ppod_citn-728x90
ppod_citn-320x100

Counterfeit coupons have become so widespread, even the remote reaches of Alaska are not immune. And it only takes a handful of them, to cause some big trouble in a small town.

Located about 90 miles from the capital of Juneau, the town of Sitka, Alaska sits on an island that’s only accessible by boat or plane. Sitka has just two major grocery stores in town, around 9,000 residents – and, lately, thousands of dollars worth of counterfeit coupons.

One of the local stores recently alerted police when a customer attempted to use what turned out to be a counterfeit coupon. The customer said he purchased it, along with several other coupons, online. An investigation soon found that a number of local shoppers had purchased similar coupons that turned out to be fakes. “Most of the purchases seem to be coming from eBay,” Sitka Police Lieutenant Barry Allen told Coupons in the News. “Most people likely had no idea that what they are doing is passing counterfeits.”

Store management said some people told them they had paid up to $100 to obtain $200 worth of coupons that turned out to be fraudulent. But many were redeemed before they were found to be fraudulent, and the stores suffered the loss – estimated in the thousands of dollars. “A few hundred bucks a day makes a difference in one of our stores,” Allen said.

336x280-CITN-2

Fresh Step fraudulent coupon

One of the coupons that was turned in to police promises a free “Fresh Step product, up to $10 value.” It appears to be a copy of a legitimate coupon offered by the manufacturer, but with subtle differences. As pictured here (click to enlarge), the counterfeit coupon appears at the top, and the legitimate coupon is below it. “The only real difference in the two coupons is that the counterfeit is a quarter inch longer than the original, and the product shield has a slight point to it on the counterfeit,” Allen said.

A warning about the counterfeit has been on the Coupon Information Corporation’s counterfeit coupon list for at least six weeks now. The list is intended to be a resource to help customers and retailers spot counterfeit coupons, and help companies keep the coupons out of circulation. But with thousands of counterfeits on the list, and more being added every day, it can be difficult if not impossible for everyone to keep current with what’s out there.

“Most coupons obtained from the internet are likely counterfeit,” the Sitka police department advises. That’s not necessarily true, though authorities and manufacturers do advise against purchasing coupons offered on the internet. “If a coupon is visible on a computer screen, it is probably counterfeit,” says the Coupon Information Corporation, which is also not quite accurate. In fact, the opposite can be true – if you do feel the need to purchase coupons offered on a site like eBay, you might want to be particularly wary of coupons that are not shown at all. Sellers can sometimes post an image of the product offered, or a logo, instead of an image of the coupon itself – to help conceal the fact that what they’re offering is actually counterfeit. Coupons for free items can be hard to come by, so any site that offers them – especially in multiples – is suspect.
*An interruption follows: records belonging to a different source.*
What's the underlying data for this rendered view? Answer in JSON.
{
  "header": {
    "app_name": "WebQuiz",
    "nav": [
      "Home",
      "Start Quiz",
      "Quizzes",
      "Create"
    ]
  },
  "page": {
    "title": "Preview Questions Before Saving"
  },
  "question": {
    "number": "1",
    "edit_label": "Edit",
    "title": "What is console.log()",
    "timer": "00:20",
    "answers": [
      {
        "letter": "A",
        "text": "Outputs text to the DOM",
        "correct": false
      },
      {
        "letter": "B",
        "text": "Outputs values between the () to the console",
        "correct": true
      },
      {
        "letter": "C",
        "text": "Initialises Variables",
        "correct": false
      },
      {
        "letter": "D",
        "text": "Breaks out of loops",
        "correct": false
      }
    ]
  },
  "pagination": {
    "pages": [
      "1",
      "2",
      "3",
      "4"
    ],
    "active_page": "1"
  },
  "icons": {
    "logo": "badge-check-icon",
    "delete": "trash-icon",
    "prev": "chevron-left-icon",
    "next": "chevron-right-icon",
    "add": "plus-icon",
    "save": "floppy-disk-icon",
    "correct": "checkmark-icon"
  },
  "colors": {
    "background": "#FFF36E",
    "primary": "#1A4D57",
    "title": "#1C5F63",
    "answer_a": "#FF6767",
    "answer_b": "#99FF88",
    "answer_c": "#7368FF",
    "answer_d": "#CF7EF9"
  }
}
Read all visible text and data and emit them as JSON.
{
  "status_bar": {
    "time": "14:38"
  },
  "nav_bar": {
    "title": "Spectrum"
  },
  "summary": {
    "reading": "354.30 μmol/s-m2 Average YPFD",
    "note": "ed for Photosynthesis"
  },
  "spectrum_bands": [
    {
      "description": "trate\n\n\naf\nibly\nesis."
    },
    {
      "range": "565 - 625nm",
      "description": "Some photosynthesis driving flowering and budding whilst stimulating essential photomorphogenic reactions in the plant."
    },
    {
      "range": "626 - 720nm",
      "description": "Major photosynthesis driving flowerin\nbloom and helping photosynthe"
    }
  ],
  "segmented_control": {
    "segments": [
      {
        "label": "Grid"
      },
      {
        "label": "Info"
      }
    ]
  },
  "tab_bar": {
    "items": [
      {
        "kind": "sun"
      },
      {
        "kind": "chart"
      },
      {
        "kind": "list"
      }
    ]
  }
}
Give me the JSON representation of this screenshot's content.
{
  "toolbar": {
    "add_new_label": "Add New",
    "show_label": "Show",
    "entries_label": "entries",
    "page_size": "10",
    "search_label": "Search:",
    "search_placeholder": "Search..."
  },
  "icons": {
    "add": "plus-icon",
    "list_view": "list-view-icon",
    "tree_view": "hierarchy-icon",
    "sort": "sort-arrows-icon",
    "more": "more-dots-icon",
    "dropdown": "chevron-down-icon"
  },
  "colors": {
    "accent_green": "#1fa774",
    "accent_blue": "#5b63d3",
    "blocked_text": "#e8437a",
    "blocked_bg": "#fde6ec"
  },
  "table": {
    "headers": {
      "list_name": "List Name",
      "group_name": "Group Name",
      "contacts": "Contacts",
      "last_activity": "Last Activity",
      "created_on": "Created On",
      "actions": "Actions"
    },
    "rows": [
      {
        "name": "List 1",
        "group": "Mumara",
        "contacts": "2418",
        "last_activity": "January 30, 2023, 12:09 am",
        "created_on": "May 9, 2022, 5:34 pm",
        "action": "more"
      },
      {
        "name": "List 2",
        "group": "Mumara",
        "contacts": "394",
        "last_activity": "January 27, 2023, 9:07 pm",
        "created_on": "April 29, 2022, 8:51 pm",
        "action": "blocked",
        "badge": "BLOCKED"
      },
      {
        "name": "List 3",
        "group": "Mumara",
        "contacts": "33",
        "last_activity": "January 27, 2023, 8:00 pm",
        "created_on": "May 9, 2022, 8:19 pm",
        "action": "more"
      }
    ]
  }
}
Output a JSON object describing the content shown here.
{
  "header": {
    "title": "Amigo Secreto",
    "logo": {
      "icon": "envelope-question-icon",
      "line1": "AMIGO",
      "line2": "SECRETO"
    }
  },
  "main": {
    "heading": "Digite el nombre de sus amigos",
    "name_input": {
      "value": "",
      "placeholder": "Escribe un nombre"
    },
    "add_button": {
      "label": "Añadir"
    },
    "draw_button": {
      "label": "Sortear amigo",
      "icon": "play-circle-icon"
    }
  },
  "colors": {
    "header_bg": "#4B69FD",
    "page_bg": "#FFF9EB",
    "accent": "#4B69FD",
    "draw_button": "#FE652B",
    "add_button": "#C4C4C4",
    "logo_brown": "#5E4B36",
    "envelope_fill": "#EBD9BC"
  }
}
“For us, trying to prosecute a source would be nearly impossible unless the Feds were interested in helping, which is not likely, since Sitka doesn’t produce enough trade dollars… to really catch their attention,” Lt. Allen said. “Recovering money for either merchants or the public at large is next to impossible.” Prosecution of counterfeit coupon cases is rare, but not unheard of. In July, the Phoenix police department seized $40 million in fake coupons, in a bust of an alleged counterfeit coupon ring (read: “Cops Crack Crooked Coupon Caper”). And a month later, a 23-year-old pleaded guilty in New York to counterfeiting around $900,000 worth of coupons (read: “‘How To Make Coupons’ – And Get Busted For It”).

A few thousand dollars worth of fake coupons in a small Alaska town, though, is unlikely to get a whole lot of attention when coupon counterfeiting is a nationwide, multi-billion dollar problem. But it matters to the locals who are affected. “If the problem persists locally,” Allen said, “I am guessing the two major grocers in town will likely quit accepting any coupons unless they come off of the product packages themselves.” So the ultimate cost to couponers in Sitka could prove to be much more than the value of that free Fresh Step.

Leave a Reply

Your email address will not be published. Required fields are marked *

*

Privacy Policy
Disclosure Policy